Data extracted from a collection
· · · · · · ·

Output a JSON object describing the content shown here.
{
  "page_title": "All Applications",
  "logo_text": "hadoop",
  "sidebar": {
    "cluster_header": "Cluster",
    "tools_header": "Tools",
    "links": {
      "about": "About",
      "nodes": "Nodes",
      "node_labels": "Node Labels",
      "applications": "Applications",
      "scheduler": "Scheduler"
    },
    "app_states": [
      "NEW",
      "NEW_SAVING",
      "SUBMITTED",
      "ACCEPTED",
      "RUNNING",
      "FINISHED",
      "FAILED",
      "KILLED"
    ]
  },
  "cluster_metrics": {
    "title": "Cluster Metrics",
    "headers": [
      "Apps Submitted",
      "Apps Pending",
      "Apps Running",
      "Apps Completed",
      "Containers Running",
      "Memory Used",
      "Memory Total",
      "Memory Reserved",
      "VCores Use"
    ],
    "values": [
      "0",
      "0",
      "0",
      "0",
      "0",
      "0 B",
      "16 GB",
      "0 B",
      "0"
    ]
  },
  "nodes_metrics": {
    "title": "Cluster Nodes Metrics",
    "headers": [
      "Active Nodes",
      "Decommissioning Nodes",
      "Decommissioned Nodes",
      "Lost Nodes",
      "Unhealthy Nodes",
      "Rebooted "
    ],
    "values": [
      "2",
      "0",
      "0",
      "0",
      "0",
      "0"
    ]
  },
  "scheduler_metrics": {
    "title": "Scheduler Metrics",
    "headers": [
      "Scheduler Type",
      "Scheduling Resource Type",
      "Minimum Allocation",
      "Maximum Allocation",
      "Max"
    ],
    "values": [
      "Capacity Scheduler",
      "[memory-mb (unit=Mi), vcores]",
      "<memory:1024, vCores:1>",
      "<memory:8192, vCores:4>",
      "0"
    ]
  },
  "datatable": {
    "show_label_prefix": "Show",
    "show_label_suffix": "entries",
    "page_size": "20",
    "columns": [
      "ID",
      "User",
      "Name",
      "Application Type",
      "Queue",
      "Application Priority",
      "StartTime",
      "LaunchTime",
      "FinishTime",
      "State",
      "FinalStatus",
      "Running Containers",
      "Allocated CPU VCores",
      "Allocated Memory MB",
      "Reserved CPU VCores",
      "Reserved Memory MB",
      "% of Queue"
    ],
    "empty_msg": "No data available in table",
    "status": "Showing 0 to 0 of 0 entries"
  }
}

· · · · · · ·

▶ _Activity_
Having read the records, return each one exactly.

▶ _Task output_
Output a JSON object describing the content shown here.
{
  "page_title": "All Applications",
  "logo_text": "hadoop",
  "sidebar": {
    "cluster_header": "Cluster",
    "tools_header": "Tools",
    "links": {
      "about": "About",
      "nodes": "Nodes",
      "node_labels": "Node Labels",
      "applications": "Applications",
      "scheduler": "Scheduler"
    },
    "app_states": [
      "NEW",
      "NEW_SAVING",
      "SUBMITTED",
      "ACCEPTED",
      "RUNNING",
      "FINISHED",
      "FAILED",
      "KILLED"
    ]
  },
  "cluster_metrics": {
    "title": "Cluster Metrics",
    "headers": [
      "Apps Submitted",
      "Apps Pending",
      "Apps Running",
      "Apps Completed",
      "Containers Running",
      "Memory Used",
      "Memory Total",
      "Memory Reserved",
      "VCores Use"
    ],
    "values": [
      "0",
      "0",
      "0",
      "0",
      "0",
      "0 B",
      "16 GB",
      "0 B",
      "0"
    ]
  },
  "nodes_metrics": {
    "title": "Cluster Nodes Metrics",
    "headers": [
      "Active Nodes",
      "Decommissioning Nodes",
      "Decommissioned Nodes",
      "Lost Nodes",
      "Unhealthy Nodes",
      "Rebooted "
    ],
    "values": [
      "2",
      "0",
      "0",
      "0",
      "0",
      "0"
    ]
  },
  "scheduler_metrics": {
    "title": "Scheduler Metrics",
    "headers": [
      "Scheduler Type",
      "Scheduling Resource Type",
      "Minimum Allocation",
      "Maximum Allocation",
      "Max"
    ],
    "values": [
      "Capacity Scheduler",
      "[memory-mb (unit=Mi), vcores]",
      "<memory:1024, vCores:1>",
      "<memory:8192, vCores:4>",
      "0"
    ]
  },
  "datatable": {
    "show_label_prefix": "Show",
    "show_label_suffix": "entries",
    "page_size": "20",
    "columns": [
      "ID",
      "User",
      "Name",
      "Application Type",
      "Queue",
      "Application Priority",
      "StartTime",
      "LaunchTime",
      "FinishTime",
      "State",
      "FinalStatus",
      "Running Containers",
      "Allocated CPU VCores",
      "Allocated Memory MB",
      "Reserved CPU VCores",
      "Reserved Memory MB",
      "% of Queue"
    ],
    "empty_msg": "No data available in table",
    "status": "Showing 0 to 0 of 0 entries"
  }
}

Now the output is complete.